As an Inquirer, this is a time for you to ask questions, be introduced to Gospel values, and experience the beginnings of faith. If you feel that you are ready and would like to take the next step, this period concludes with the celebration of the Rite of Acceptance into the Order of Catechumens.

II. Catechumenate
As a Catechumen, this is a time for your faith to be nurtured. You will be participating in celebrations of the Word and attending sessions to learn about Catholic faith and teachings. If you feel that you are ready and would like to take the next step towards initiation, this period concludes with the celebration of the Rite of Election/Enrollment of Names where there will be a diocesan-wide celebration of Catechumens.

III. Purification and Enlightenment
As an Elect, this period (usually during Lent) preceding your initiation is meant to be a time of reflection, intensely centered on conversion, marked by the celebration of the scrutinies and preparation for the rites of the Sacraments of Initiation. During this time, you are still free to make a final decision whether you wish to be fully initiated into the church.
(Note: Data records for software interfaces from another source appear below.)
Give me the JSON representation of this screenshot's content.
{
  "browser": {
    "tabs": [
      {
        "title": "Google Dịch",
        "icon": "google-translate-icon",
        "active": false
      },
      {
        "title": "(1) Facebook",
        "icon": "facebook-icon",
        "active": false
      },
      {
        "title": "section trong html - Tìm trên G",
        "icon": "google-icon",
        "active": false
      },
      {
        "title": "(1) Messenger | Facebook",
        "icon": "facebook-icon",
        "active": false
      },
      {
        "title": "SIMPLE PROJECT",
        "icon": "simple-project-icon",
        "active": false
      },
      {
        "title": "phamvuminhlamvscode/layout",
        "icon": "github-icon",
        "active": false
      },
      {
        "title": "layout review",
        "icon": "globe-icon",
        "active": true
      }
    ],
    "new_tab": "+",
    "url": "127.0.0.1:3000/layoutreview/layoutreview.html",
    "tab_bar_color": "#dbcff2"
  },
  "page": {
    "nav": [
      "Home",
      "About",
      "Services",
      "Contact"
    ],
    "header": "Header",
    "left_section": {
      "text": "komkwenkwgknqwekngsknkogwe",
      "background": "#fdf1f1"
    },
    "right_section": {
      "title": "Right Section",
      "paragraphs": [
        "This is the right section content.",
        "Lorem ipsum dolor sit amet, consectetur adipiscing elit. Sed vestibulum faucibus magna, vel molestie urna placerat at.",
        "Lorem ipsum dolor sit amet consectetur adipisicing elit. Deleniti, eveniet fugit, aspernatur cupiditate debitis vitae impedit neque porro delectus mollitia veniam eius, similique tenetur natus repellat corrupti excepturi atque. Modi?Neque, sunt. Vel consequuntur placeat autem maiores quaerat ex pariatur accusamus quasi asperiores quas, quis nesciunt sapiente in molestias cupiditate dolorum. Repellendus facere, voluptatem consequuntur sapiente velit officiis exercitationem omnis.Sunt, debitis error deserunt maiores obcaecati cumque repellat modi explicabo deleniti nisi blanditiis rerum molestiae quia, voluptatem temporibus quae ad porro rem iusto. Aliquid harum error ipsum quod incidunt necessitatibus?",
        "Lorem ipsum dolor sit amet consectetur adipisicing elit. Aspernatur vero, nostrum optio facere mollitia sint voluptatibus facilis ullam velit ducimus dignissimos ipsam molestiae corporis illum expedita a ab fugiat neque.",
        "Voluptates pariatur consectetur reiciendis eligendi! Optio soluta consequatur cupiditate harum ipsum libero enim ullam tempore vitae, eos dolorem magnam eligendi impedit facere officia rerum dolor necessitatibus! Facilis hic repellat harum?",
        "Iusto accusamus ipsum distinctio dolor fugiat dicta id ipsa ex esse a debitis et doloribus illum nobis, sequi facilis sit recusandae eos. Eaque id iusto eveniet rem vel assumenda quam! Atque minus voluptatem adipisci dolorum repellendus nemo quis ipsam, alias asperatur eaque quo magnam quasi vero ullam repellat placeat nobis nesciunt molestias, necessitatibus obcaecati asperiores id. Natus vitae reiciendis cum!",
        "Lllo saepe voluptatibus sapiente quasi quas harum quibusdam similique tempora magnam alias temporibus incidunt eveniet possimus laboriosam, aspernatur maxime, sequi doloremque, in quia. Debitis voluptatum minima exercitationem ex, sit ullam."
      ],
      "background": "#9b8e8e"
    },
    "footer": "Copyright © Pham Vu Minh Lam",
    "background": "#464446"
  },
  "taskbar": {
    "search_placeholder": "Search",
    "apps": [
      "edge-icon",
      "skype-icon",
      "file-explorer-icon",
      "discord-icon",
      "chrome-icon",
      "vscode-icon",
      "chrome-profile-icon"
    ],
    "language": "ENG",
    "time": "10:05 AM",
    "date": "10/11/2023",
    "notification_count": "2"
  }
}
IV. Mystagogy/Postbaptismal Catechesis
Now that you have been initiated, as a neophyte, you are fully a part of the community. This is a time for deepening of your faith.

What is RCIA?2017-03-17T15:44:56+08:00

The RCIA is a process of initiation into the Catholic Church for adults. This process prepares adults to receive the sacraments of Christian initiation (Baptism, Confirmation, Holy Eucharist). While the formal RCIA process tends to end some time after initiation, the RCIA journey continues where as a baptised Catholic, you will continue to be lifelong and joyful disciples of Jesus Christ.